Hence the distinction between the laws of a natural system to which the will is subject, and of a natural system which is subject to a will (as far as its relation to its free actions is concerned), rests on this, that in the former the objects must be causes of the ideas which determine the will; whereas in the latter the will is the cause of the objects; so that its causality has its determining principle solely in the pure faculty of reason, which may therefore be called a pure practical reason.

There are therefore two very distinct problems: how, on the one side, pure reason can cognise objects a priori, and how on the other side it can be an immediate determining principle of the will, that is, of the causality of the rational being with respect to the reality of objects (through the mere thought of the universal validity of its own maxims as laws).

{BOOK1 CHAPTER1 ^paragraph 135}
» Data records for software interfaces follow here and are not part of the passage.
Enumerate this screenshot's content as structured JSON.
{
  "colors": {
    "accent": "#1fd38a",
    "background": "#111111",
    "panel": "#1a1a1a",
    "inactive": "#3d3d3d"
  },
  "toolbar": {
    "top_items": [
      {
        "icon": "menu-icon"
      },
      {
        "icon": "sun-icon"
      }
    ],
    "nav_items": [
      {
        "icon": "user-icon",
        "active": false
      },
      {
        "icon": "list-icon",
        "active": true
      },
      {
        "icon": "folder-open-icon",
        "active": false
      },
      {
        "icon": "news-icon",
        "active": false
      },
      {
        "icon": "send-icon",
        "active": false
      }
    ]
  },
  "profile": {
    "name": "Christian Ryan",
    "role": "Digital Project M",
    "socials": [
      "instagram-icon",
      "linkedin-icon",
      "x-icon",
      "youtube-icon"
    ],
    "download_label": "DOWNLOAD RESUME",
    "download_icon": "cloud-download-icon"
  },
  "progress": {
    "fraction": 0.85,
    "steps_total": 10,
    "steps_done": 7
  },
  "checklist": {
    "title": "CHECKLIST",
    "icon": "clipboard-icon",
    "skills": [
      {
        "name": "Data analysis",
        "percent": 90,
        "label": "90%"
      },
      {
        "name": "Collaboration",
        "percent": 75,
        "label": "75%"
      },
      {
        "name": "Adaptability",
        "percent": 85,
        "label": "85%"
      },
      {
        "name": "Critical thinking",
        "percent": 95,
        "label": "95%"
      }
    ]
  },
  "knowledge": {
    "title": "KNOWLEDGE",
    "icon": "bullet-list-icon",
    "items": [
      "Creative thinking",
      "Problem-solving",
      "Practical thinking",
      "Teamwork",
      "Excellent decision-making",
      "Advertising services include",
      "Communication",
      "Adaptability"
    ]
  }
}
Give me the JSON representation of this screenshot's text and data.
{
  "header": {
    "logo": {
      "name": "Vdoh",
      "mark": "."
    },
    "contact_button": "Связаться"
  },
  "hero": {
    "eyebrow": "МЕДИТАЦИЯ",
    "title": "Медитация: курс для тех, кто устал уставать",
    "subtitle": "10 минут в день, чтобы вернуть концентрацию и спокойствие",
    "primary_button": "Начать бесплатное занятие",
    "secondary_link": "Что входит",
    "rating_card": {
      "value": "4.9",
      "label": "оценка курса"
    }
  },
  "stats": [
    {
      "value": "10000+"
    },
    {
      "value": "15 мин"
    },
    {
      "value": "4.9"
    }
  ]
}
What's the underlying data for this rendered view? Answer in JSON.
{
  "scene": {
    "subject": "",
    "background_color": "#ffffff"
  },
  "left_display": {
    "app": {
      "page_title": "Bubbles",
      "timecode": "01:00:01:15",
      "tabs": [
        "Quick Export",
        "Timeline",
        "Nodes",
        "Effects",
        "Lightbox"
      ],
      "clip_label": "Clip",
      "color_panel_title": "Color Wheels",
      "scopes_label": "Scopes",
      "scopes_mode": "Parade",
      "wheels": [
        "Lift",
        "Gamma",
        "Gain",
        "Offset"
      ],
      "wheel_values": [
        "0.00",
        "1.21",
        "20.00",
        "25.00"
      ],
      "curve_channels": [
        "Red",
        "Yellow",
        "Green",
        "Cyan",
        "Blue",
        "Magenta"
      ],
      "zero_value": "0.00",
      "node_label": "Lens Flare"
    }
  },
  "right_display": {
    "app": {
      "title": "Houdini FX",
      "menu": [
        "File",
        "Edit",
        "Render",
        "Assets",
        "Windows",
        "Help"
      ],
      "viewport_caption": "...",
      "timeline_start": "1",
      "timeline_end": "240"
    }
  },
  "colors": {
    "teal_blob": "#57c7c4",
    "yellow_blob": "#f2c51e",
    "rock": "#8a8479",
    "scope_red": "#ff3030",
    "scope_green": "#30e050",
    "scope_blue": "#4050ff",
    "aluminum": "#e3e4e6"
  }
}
The former, which belongs to the critique of the pure speculative reason, requires a previous explanation, how intuitions without which no object can be given, and, therefore, none known synthetically, are possible a priori; and its solution turns out to be that these are all only sensible and, therefore, do not render possible any speculative knowledge which goes further than possible experience reaches; and that therefore all the principles of that pure speculative reason avail only to make experience possible; either experience of given objects or of those that may be given ad infinitum, but never are completely given.

The latter, which belongs to the critique of practical reason, requires no explanation how the objects of the faculty of desire are possible, for that being a problem of the theoretical knowledge of nature is left to the critique of the speculative reason, but only how reason can determine the maxims of the will; whether this takes place only by means of empirical ideas as principles of determination, or whether pure reason can be practical and be the law of a possible order of nature, which is not empirically knowable. The possibility of such a supersensible system of nature, the conception of which can also be the ground of its reality through our own free will, does not require any a priori intuition (of an intelligible world) which, being in this case supersensible, would be impossible for us. For the question is only as to the determining principle of volition in its maxims, namely, whether it is empirical, or is a conception of the pure reason (having the legal character belonging to it in general), and how it can be the latter. It is left to the theoretic principles of reason to decide whether the causality of the will suffices for the realization of the objects or not, this being an inquiry into the possibility of the objects of the volition. Intuition of these objects is therefore of no importance to the practical problem. We are here concerned only with the determination of the will and the determining principles of its maxims as a free will, not at all with the result. For, provided only that the will conforms to the law of pure reason, then let its power in execution be what it may, whether according to these maxims of legislation of a possible system of nature any such system really results or not, this is no concern of the critique, which only inquires whether, and in what way, pure reason can be practical, that is directly determine the will.

1  2  3  4     Next Part
Home - Random Browse